**Work required**
Set every record down verbatim and omit the pictures.
┄┄┄┄┄┄┄┄┄┄┄┄┄┄┄┄┄┄┄┄
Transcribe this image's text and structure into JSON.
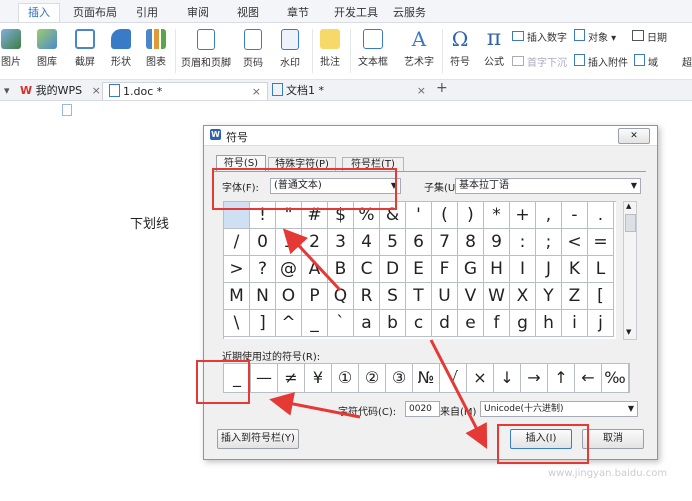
{
  "menu": {
    "tabs": [
      "插入",
      "页面布局",
      "引用",
      "审阅",
      "视图",
      "章节",
      "开发工具",
      "云服务"
    ]
  },
  "toolbar": {
    "items": [
      "图片",
      "图库",
      "截屏",
      "形状",
      "图表",
      "页眉和页脚",
      "页码",
      "水印",
      "批注",
      "文本框",
      "艺术字",
      "符号",
      "公式"
    ],
    "small": [
      "插入数字",
      "对象",
      "日期",
      "首字下沉",
      "插入附件",
      "域",
      "超"
    ]
  },
  "tabs": {
    "wps": "我的WPS",
    "doc1": "1.doc *",
    "doc2": "文档1 *",
    "add": "+",
    "close": "×"
  },
  "doc": {
    "text": "下划线"
  },
  "dialog": {
    "title": "符号",
    "close": "✕",
    "tabs": [
      "符号(S)",
      "特殊字符(P)",
      "符号栏(T)"
    ],
    "font_label": "字体(F):",
    "font_value": "(普通文本)",
    "subset_label": "子集(U):",
    "subset_value": "基本拉丁语",
    "grid": [
      [
        "",
        "!",
        "\"",
        "#",
        "$",
        "%",
        "&",
        "'",
        "(",
        ")",
        "*",
        "+",
        ",",
        "-",
        "."
      ],
      [
        "/",
        "0",
        "1",
        "2",
        "3",
        "4",
        "5",
        "6",
        "7",
        "8",
        "9",
        ":",
        ";",
        "<",
        "="
      ],
      [
        ">",
        "?",
        "@",
        "A",
        "B",
        "C",
        "D",
        "E",
        "F",
        "G",
        "H",
        "I",
        "J",
        "K",
        "L"
      ],
      [
        "M",
        "N",
        "O",
        "P",
        "Q",
        "R",
        "S",
        "T",
        "U",
        "V",
        "W",
        "X",
        "Y",
        "Z",
        "["
      ],
      [
        "\\",
        "]",
        "^",
        "_",
        "`",
        "a",
        "b",
        "c",
        "d",
        "e",
        "f",
        "g",
        "h",
        "i",
        "j"
      ]
    ],
    "recent_label": "近期使用过的符号(R):",
    "recent": [
      "_",
      "—",
      "≠",
      "¥",
      "①",
      "②",
      "③",
      "№",
      "√",
      "×",
      "↓",
      "→",
      "↑",
      "←",
      "‰"
    ],
    "code_label": "字符代码(C):",
    "code_value": "0020",
    "from_label": "来自(M)",
    "from_value": "Unicode(十六进制)",
    "insert_to_bar": "插入到符号栏(Y)",
    "insert": "插入(I)",
    "cancel": "取消"
  },
  "watermark": "www.jingyan.baidu.com",
  "colors": {
    "accent": "#2b6cc4",
    "annotation": "#e53935"
  }
}
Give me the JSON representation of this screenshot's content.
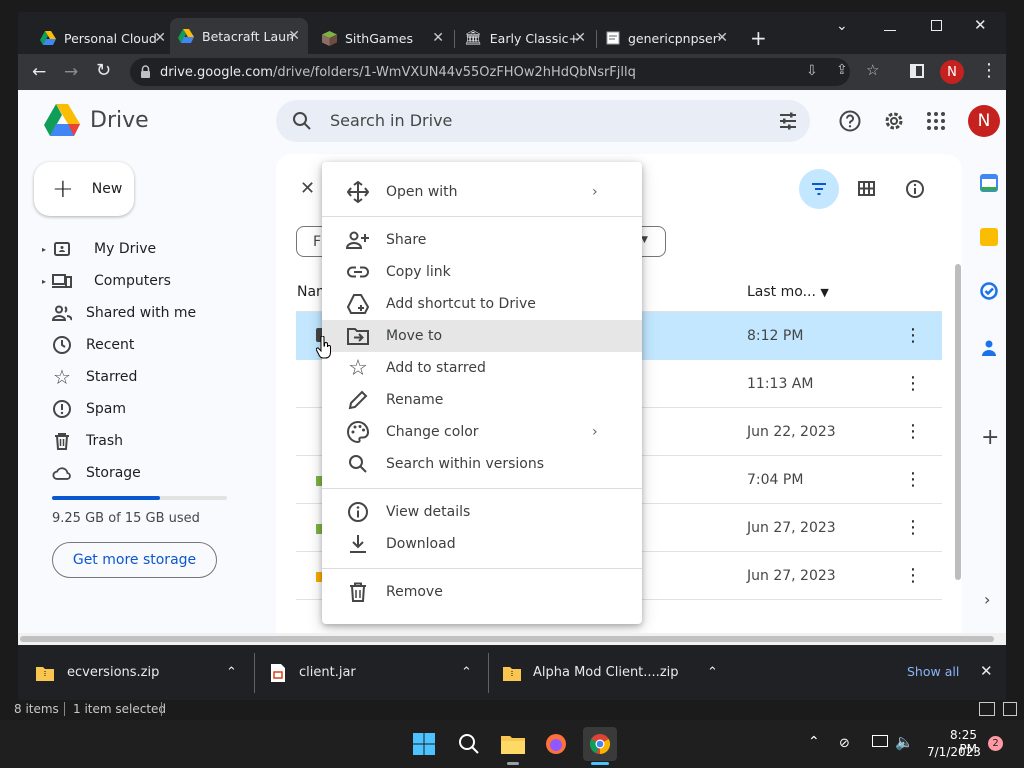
{
  "tabs": [
    {
      "title": "Personal Cloud",
      "icon": "google-drive-icon",
      "active": false
    },
    {
      "title": "Betacraft Launcher",
      "icon": "google-drive-icon",
      "active": true
    },
    {
      "title": "SithGames",
      "icon": "minecraft-block-icon",
      "active": false
    },
    {
      "title": "Early Classic+",
      "icon": "bank-icon",
      "active": false
    },
    {
      "title": "genericpnpserver",
      "icon": "page-icon",
      "active": false
    }
  ],
  "url": {
    "host": "drive.google.com",
    "path": "/drive/folders/1-WmVXUN44v55OzFHOw2hHdQbNsrFjllq"
  },
  "profile_initial": "N",
  "drive": {
    "logo_text": "Drive",
    "search_placeholder": "Search in Drive",
    "new_label": "New",
    "nav": [
      {
        "label": "My Drive",
        "icon": "my-drive-icon"
      },
      {
        "label": "Computers",
        "icon": "computers-icon"
      },
      {
        "label": "Shared with me",
        "icon": "shared-icon"
      },
      {
        "label": "Recent",
        "icon": "clock-icon"
      },
      {
        "label": "Starred",
        "icon": "star-icon"
      },
      {
        "label": "Spam",
        "icon": "spam-icon"
      },
      {
        "label": "Trash",
        "icon": "trash-icon"
      },
      {
        "label": "Storage",
        "icon": "cloud-icon"
      }
    ],
    "storage": {
      "used_text": "9.25 GB of 15 GB used",
      "fraction": 0.617,
      "button": "Get more storage"
    },
    "filter_chip": "F",
    "columns": {
      "name": "Nam",
      "modified": "Last mo..."
    },
    "rows": [
      {
        "date": "8:12 PM",
        "selected": true
      },
      {
        "date": "11:13 AM",
        "selected": false
      },
      {
        "date": "Jun 22, 2023",
        "selected": false
      },
      {
        "date": "7:04 PM",
        "selected": false
      },
      {
        "date": "Jun 27, 2023",
        "selected": false
      },
      {
        "date": "Jun 27, 2023",
        "selected": false
      }
    ]
  },
  "context_menu": {
    "groups": [
      [
        {
          "label": "Open with",
          "icon": "move-arrows-icon",
          "submenu": true
        }
      ],
      [
        {
          "label": "Share",
          "icon": "add-person-icon"
        },
        {
          "label": "Copy link",
          "icon": "link-icon"
        },
        {
          "label": "Add shortcut to Drive",
          "icon": "add-shortcut-icon"
        },
        {
          "label": "Move to",
          "icon": "move-to-icon",
          "highlighted": true
        },
        {
          "label": "Add to starred",
          "icon": "star-icon"
        },
        {
          "label": "Rename",
          "icon": "pencil-icon"
        },
        {
          "label": "Change color",
          "icon": "palette-icon",
          "submenu": true
        },
        {
          "label": "Search within versions",
          "icon": "search-icon"
        }
      ],
      [
        {
          "label": "View details",
          "icon": "info-icon"
        },
        {
          "label": "Download",
          "icon": "download-icon"
        }
      ],
      [
        {
          "label": "Remove",
          "icon": "trash-icon"
        }
      ]
    ]
  },
  "downloads": [
    {
      "name": "ecversions.zip",
      "icon": "zip-file-icon"
    },
    {
      "name": "client.jar",
      "icon": "jar-file-icon"
    },
    {
      "name": "Alpha Mod Client....zip",
      "icon": "zip-file-icon"
    }
  ],
  "downloads_show_all": "Show all",
  "status": {
    "items": "8 items",
    "selected": "1 item selected"
  },
  "taskbar": {
    "time": "8:25 PM",
    "date": "7/1/2023",
    "badge": "2"
  },
  "colors": {
    "accent": "#0b57d0",
    "selected_row": "#c2e7ff",
    "menu_highlight": "#e6e6e6",
    "avatar": "#c5221f"
  }
}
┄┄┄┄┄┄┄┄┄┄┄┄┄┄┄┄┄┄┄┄
**Solved exercise**
Transcribe this image's text and structure into JSON.
{
  "menu": {
    "tabs": [
      "插入",
      "页面布局",
      "引用",
      "审阅",
      "视图",
      "章节",
      "开发工具",
      "云服务"
    ]
  },
  "toolbar": {
    "items": [
      "图片",
      "图库",
      "截屏",
      "形状",
      "图表",
      "页眉和页脚",
      "页码",
      "水印",
      "批注",
      "文本框",
      "艺术字",
      "符号",
      "公式"
    ],
    "small": [
      "插入数字",
      "对象",
      "日期",
      "首字下沉",
      "插入附件",
      "域",
      "超"
    ]
  },
  "tabs": {
    "wps": "我的WPS",
    "doc1": "1.doc *",
    "doc2": "文档1 *",
    "add": "+",
    "close": "×"
  },
  "doc": {
    "text": "下划线"
  },
  "dialog": {
    "title": "符号",
    "close": "✕",
    "tabs": [
      "符号(S)",
      "特殊字符(P)",
      "符号栏(T)"
    ],
    "font_label": "字体(F):",
    "font_value": "(普通文本)",
    "subset_label": "子集(U):",
    "subset_value": "基本拉丁语",
    "grid": [
      [
        "",
        "!",
        "\"",
        "#",
        "$",
        "%",
        "&",
        "'",
        "(",
        ")",
        "*",
        "+",
        ",",
        "-",
        "."
      ],
      [
        "/",
        "0",
        "1",
        "2",
        "3",
        "4",
        "5",
        "6",
        "7",
        "8",
        "9",
        ":",
        ";",
        "<",
        "="
      ],
      [
        ">",
        "?",
        "@",
        "A",
        "B",
        "C",
        "D",
        "E",
        "F",
        "G",
        "H",
        "I",
        "J",
        "K",
        "L"
      ],
      [
        "M",
        "N",
        "O",
        "P",
        "Q",
        "R",
        "S",
        "T",
        "U",
        "V",
        "W",
        "X",
        "Y",
        "Z",
        "["
      ],
      [
        "\\",
        "]",
        "^",
        "_",
        "`",
        "a",
        "b",
        "c",
        "d",
        "e",
        "f",
        "g",
        "h",
        "i",
        "j"
      ]
    ],
    "recent_label": "近期使用过的符号(R):",
    "recent": [
      "_",
      "—",
      "≠",
      "¥",
      "①",
      "②",
      "③",
      "№",
      "√",
      "×",
      "↓",
      "→",
      "↑",
      "←",
      "‰"
    ],
    "code_label": "字符代码(C):",
    "code_value": "0020",
    "from_label": "来自(M)",
    "from_value": "Unicode(十六进制)",
    "insert_to_bar": "插入到符号栏(Y)",
    "insert": "插入(I)",
    "cancel": "取消"
  },
  "watermark": "www.jingyan.baidu.com",
  "colors": {
    "accent": "#2b6cc4",
    "annotation": "#e53935"
  }
}
Give me the JSON representation of this screenshot's content.
{
  "tabs": [
    {
      "title": "Personal Cloud",
      "icon": "google-drive-icon",
      "active": false
    },
    {
      "title": "Betacraft Launcher",
      "icon": "google-drive-icon",
      "active": true
    },
    {
      "title": "SithGames",
      "icon": "minecraft-block-icon",
      "active": false
    },
    {
      "title": "Early Classic+",
      "icon": "bank-icon",
      "active": false
    },
    {
      "title": "genericpnpserver",
      "icon": "page-icon",
      "active": false
    }
  ],
  "url": {
    "host": "drive.google.com",
    "path": "/drive/folders/1-WmVXUN44v55OzFHOw2hHdQbNsrFjllq"
  },
  "profile_initial": "N",
  "drive": {
    "logo_text": "Drive",
    "search_placeholder": "Search in Drive",
    "new_label": "New",
    "nav": [
      {
        "label": "My Drive",
        "icon": "my-drive-icon"
      },
      {
        "label": "Computers",
        "icon": "computers-icon"
      },
      {
        "label": "Shared with me",
        "icon": "shared-icon"
      },
      {
        "label": "Recent",
        "icon": "clock-icon"
      },
      {
        "label": "Starred",
        "icon": "star-icon"
      },
      {
        "label": "Spam",
        "icon": "spam-icon"
      },
      {
        "label": "Trash",
        "icon": "trash-icon"
      },
      {
        "label": "Storage",
        "icon": "cloud-icon"
      }
    ],
    "storage": {
      "used_text": "9.25 GB of 15 GB used",
      "fraction": 0.617,
      "button": "Get more storage"
    },
    "filter_chip": "F",
    "columns": {
      "name": "Nam",
      "modified": "Last mo..."
    },
    "rows": [
      {
        "date": "8:12 PM",
        "selected": true
      },
      {
        "date": "11:13 AM",
        "selected": false
      },
      {
        "date": "Jun 22, 2023",
        "selected": false
      },
      {
        "date": "7:04 PM",
        "selected": false
      },
      {
        "date": "Jun 27, 2023",
        "selected": false
      },
      {
        "date": "Jun 27, 2023",
        "selected": false
      }
    ]
  },
  "context_menu": {
    "groups": [
      [
        {
          "label": "Open with",
          "icon": "move-arrows-icon",
          "submenu": true
        }
      ],
      [
        {
          "label": "Share",
          "icon": "add-person-icon"
        },
        {
          "label": "Copy link",
          "icon": "link-icon"
        },
        {
          "label": "Add shortcut to Drive",
          "icon": "add-shortcut-icon"
        },
        {
          "label": "Move to",
          "icon": "move-to-icon",
          "highlighted": true
        },
        {
          "label": "Add to starred",
          "icon": "star-icon"
        },
        {
          "label": "Rename",
          "icon": "pencil-icon"
        },
        {
          "label": "Change color",
          "icon": "palette-icon",
          "submenu": true
        },
        {
          "label": "Search within versions",
          "icon": "search-icon"
        }
      ],
      [
        {
          "label": "View details",
          "icon": "info-icon"
        },
        {
          "label": "Download",
          "icon": "download-icon"
        }
      ],
      [
        {
          "label": "Remove",
          "icon": "trash-icon"
        }
      ]
    ]
  },
  "downloads": [
    {
      "name": "ecversions.zip",
      "icon": "zip-file-icon"
    },
    {
      "name": "client.jar",
      "icon": "jar-file-icon"
    },
    {
      "name": "Alpha Mod Client....zip",
      "icon": "zip-file-icon"
    }
  ],
  "downloads_show_all": "Show all",
  "status": {
    "items": "8 items",
    "selected": "1 item selected"
  },
  "taskbar": {
    "time": "8:25 PM",
    "date": "7/1/2023",
    "badge": "2"
  },
  "colors": {
    "accent": "#0b57d0",
    "selected_row": "#c2e7ff",
    "menu_highlight": "#e6e6e6",
    "avatar": "#c5221f"
  }
}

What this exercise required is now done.